- Work instruction: Each entry below is to be copied out exactly and in full.

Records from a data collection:
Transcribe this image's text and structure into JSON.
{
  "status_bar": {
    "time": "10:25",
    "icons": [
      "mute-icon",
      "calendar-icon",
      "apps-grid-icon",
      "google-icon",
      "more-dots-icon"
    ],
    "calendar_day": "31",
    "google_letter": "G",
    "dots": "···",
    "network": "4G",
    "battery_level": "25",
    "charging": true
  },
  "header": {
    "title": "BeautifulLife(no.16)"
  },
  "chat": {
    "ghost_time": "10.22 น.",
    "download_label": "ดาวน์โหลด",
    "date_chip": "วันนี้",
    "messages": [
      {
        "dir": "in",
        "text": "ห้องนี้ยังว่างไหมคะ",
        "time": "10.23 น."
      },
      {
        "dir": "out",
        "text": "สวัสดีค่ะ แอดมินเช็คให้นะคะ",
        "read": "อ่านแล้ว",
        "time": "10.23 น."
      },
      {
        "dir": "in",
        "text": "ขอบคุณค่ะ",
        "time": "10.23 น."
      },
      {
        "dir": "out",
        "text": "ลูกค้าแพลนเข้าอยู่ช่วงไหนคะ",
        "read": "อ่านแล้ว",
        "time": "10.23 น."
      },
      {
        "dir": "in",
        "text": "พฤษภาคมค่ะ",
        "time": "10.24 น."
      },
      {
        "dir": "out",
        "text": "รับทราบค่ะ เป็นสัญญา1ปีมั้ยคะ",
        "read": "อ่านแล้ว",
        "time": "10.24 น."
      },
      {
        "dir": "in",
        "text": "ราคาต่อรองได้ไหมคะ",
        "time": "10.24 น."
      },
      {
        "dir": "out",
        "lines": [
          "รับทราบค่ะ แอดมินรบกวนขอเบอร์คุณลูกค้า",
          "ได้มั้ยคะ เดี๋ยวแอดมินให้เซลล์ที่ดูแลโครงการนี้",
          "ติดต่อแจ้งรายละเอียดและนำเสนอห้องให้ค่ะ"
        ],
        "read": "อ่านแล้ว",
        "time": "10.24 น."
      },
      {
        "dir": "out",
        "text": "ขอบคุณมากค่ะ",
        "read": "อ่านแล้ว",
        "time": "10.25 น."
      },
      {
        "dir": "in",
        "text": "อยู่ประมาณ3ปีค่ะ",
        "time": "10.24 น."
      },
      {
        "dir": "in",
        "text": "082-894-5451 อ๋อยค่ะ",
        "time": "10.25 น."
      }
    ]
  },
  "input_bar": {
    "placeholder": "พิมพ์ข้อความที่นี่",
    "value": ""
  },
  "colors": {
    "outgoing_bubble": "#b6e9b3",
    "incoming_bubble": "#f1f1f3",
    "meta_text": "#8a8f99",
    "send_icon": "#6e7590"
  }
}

- Solution below:
Transcribe this image's text and structure into JSON.
{
  "status_bar": {
    "time": "10:25",
    "icons": [
      "mute-icon",
      "calendar-icon",
      "apps-grid-icon",
      "google-icon",
      "more-dots-icon"
    ],
    "calendar_day": "31",
    "google_letter": "G",
    "dots": "···",
    "network": "4G",
    "battery_level": "25",
    "charging": true
  },
  "header": {
    "title": "BeautifulLife(no.16)"
  },
  "chat": {
    "ghost_time": "10.22 น.",
    "download_label": "ดาวน์โหลด",
    "date_chip": "วันนี้",
    "messages": [
      {
        "dir": "in",
        "text": "ห้องนี้ยังว่างไหมคะ",
        "time": "10.23 น."
      },
      {
        "dir": "out",
        "text": "สวัสดีค่ะ แอดมินเช็คให้นะคะ",
        "read": "อ่านแล้ว",
        "time": "10.23 น."
      },
      {
        "dir": "in",
        "text": "ขอบคุณค่ะ",
        "time": "10.23 น."
      },
      {
        "dir": "out",
        "text": "ลูกค้าแพลนเข้าอยู่ช่วงไหนคะ",
        "read": "อ่านแล้ว",
        "time": "10.23 น."
      },
      {
        "dir": "in",
        "text": "พฤษภาคมค่ะ",
        "time": "10.24 น."
      },
      {
        "dir": "out",
        "text": "รับทราบค่ะ เป็นสัญญา1ปีมั้ยคะ",
        "read": "อ่านแล้ว",
        "time": "10.24 น."
      },
      {
        "dir": "in",
        "text": "ราคาต่อรองได้ไหมคะ",
        "time": "10.24 น."
      },
      {
        "dir": "out",
        "lines": [
          "รับทราบค่ะ แอดมินรบกวนขอเบอร์คุณลูกค้า",
          "ได้มั้ยคะ เดี๋ยวแอดมินให้เซลล์ที่ดูแลโครงการนี้",
          "ติดต่อแจ้งรายละเอียดและนำเสนอห้องให้ค่ะ"
        ],
        "read": "อ่านแล้ว",
        "time": "10.24 น."
      },
      {
        "dir": "out",
        "text": "ขอบคุณมากค่ะ",
        "read": "อ่านแล้ว",
        "time": "10.25 น."
      },
      {
        "dir": "in",
        "text": "อยู่ประมาณ3ปีค่ะ",
        "time": "10.24 น."
      },
      {
        "dir": "in",
        "text": "082-894-5451 อ๋อยค่ะ",
        "time": "10.25 น."
      }
    ]
  },
  "input_bar": {
    "placeholder": "พิมพ์ข้อความที่นี่",
    "value": ""
  },
  "colors": {
    "outgoing_bubble": "#b6e9b3",
    "incoming_bubble": "#f1f1f3",
    "meta_text": "#8a8f99",
    "send_icon": "#6e7590"
  }
}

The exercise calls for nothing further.